Switch interface is widely used by most electric powered wheelchair users for using computers and augmented and alternative communication (AAC), which is also well-known from a famous user - Professor Stephen Hawking. The video below shows how it works with a scanning software on the computer.
In the video, it is obvious that the user with cerebral palsy does not have much muscle control in the fingers or head movements due to muscle stiffness and tremors. The switch interface requires only one simple movement to activate. The user waits for the selection frame on the computer screen jumping to the key or key group to be typed in and presses the big red switch to select the group of keys or the key.
This is another user's video. The switches are located behind his head due to the lack of functional movements on the upper and lower extremities or facial muscles.
The switch interface is much easier than brain computer interface or other interface like joystick or trackball because it only needs one single functional movement to hit the button and it does not require any accuracy or finer muscular control to operate. The downside is the efficiency when using switch interface with the scanning software. However, if the wheelchair user with limited arm and hand functions, using joystick or trackball will lead to more typing or selection errors and, in consequence, much lower efficiency.
The electronic design is shown below. It can support up to 12 switches, but in my prototype, I only use two switches and two additional connectors for other switches because two switches are good enough for most default apps.
There are three main components: the Adafruit Bluefruit EZ-Key, a battery, and one or more than one push buttons. The others are optional: such as the 3.5mm phone jacks, a battery charger, or a power switch.
The case and button covers were designed in Solidworks. The files are available at the GrabCAD and Onshape. It can be modified for different push buttons size or number of buttons.
The texture and pattern on the button cover can be modified to fit the button functions. Here I made three patterns: circular, lines, and square. The circular can be set for select/click action. The lines can be defined as menu or right-click menu. The square can be set as start/home button. The texture also helps people with visual impairments to easily recognize the buttons.
3D printing and Assembly
The chassis parts are printed in the 3D printer.
I used the 220 and 600 grid for smoothing the surface.
The components are put in place and soldered together. I taped the wires in place and double-side taped the battery and the charging PCB.
I put sponge strip on the back of the button covers.
Then put everything together.
BOSI with iOS and Mac
The iOS and Mac already have the Accessibility functions for switch interface called Switch Control. Here are the videos show how to set up. There are more switch accessible apps here (http://www.atandme.com/?p=467). However, from my quick test, most default apps can be operated with the switch interface.

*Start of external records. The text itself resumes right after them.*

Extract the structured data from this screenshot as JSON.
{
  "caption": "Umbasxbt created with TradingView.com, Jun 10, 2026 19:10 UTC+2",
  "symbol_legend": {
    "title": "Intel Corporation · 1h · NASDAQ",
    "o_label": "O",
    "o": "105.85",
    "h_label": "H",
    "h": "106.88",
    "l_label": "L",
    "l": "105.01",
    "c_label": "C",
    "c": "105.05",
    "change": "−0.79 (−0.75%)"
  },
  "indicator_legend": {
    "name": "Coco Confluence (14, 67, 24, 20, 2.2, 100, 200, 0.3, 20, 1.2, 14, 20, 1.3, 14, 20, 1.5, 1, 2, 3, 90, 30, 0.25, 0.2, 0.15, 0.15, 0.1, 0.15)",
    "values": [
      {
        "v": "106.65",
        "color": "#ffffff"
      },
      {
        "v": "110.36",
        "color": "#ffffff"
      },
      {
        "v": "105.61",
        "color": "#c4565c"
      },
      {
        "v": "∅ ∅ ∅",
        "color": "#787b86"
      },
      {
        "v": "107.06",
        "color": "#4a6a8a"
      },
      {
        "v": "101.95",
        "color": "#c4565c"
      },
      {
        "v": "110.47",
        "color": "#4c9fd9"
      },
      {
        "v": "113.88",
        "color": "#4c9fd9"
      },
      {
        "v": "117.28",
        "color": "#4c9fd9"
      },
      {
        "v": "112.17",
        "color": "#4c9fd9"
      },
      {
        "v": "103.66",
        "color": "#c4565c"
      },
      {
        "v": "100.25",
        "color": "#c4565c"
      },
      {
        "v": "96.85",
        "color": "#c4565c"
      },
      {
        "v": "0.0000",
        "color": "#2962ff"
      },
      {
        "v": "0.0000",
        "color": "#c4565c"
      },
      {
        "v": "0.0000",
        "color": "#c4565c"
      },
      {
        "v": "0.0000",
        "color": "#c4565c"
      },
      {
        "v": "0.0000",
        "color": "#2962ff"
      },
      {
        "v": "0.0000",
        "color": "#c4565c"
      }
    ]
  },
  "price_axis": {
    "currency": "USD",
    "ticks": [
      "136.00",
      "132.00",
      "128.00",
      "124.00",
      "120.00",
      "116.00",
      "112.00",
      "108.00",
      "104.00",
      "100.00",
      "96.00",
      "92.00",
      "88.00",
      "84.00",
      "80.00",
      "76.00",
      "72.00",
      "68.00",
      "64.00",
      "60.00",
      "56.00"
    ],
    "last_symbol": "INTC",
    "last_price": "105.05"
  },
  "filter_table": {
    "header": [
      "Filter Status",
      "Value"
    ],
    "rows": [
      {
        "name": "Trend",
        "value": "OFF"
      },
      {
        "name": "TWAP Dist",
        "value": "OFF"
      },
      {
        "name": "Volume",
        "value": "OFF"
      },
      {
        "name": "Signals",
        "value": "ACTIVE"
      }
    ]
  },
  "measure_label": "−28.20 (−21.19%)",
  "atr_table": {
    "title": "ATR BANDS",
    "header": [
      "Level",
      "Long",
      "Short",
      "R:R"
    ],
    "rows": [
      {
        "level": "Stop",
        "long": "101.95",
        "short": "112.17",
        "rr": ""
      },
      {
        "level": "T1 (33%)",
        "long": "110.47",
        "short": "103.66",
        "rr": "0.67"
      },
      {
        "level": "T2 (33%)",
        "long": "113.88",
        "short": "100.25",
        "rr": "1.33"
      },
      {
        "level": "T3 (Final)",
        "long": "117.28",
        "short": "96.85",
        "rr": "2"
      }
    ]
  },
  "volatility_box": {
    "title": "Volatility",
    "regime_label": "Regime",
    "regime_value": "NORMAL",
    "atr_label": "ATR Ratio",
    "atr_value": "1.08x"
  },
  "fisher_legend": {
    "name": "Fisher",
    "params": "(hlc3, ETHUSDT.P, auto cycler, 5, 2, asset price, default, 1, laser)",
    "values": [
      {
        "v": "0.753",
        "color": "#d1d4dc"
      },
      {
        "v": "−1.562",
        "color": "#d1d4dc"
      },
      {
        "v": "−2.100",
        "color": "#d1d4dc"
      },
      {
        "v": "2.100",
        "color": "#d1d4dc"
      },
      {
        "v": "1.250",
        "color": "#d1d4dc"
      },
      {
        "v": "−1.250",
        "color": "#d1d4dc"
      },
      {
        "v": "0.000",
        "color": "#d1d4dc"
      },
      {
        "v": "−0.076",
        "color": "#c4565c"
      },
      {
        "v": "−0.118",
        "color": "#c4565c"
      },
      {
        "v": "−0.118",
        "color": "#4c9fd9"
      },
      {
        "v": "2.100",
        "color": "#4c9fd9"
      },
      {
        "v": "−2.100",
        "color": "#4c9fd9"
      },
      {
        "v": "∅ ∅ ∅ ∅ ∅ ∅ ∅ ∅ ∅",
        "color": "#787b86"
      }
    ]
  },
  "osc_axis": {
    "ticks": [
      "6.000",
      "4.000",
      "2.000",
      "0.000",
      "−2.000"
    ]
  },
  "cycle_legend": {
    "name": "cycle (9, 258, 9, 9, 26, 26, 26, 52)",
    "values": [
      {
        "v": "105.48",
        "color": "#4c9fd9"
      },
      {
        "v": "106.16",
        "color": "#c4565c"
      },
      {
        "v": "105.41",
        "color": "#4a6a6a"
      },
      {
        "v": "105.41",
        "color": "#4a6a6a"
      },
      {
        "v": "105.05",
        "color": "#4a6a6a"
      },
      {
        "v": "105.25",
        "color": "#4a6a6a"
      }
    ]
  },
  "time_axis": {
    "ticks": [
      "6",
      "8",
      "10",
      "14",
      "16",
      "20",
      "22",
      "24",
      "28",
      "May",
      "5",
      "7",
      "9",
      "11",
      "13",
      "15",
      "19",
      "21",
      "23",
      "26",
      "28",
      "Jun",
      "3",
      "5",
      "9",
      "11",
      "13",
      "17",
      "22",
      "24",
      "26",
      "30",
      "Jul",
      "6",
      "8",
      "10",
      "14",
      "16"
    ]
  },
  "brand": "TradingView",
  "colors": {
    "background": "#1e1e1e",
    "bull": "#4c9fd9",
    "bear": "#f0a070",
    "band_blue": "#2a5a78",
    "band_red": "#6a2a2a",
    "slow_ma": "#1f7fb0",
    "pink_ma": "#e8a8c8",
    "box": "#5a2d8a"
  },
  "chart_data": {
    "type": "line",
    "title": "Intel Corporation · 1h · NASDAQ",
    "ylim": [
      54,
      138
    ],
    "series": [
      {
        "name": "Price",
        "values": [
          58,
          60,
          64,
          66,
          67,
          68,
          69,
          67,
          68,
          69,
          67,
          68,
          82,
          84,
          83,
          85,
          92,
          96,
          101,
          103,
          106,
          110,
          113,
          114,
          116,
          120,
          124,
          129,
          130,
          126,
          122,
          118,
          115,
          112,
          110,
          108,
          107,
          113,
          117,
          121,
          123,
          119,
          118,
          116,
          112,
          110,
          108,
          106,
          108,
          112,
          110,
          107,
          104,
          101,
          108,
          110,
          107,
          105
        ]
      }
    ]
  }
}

Here is how I set up for the iOS on my iPad. The circle button was set as the tapping action. The lines button was set as selection menu and the square button was set as the home button on the iPad.
The switch interface on the Mac is more flexible. The user can make their own on-screen button sets for frequent used functions.
More information can be found at https://support.apple.com/en-us/HT202865.
Here I tried the BOSI on the new Sierra. It works just fine.
BOSI with Android
The Android provides switch interface. More information can be found here at https://support.google.com/accessibility/android/answer/6301490.
I tried the BOSI on the Android tablet - Nexus 7. The lines button was set to initiate the auto-scan and the circles button was to select.
BOSI with Windows
ACAT is one of a open-sourced scanning input software.
BOSI on a wheelchair
Here shows the BOSI on a power wheelchair armrest. Since it...Read more »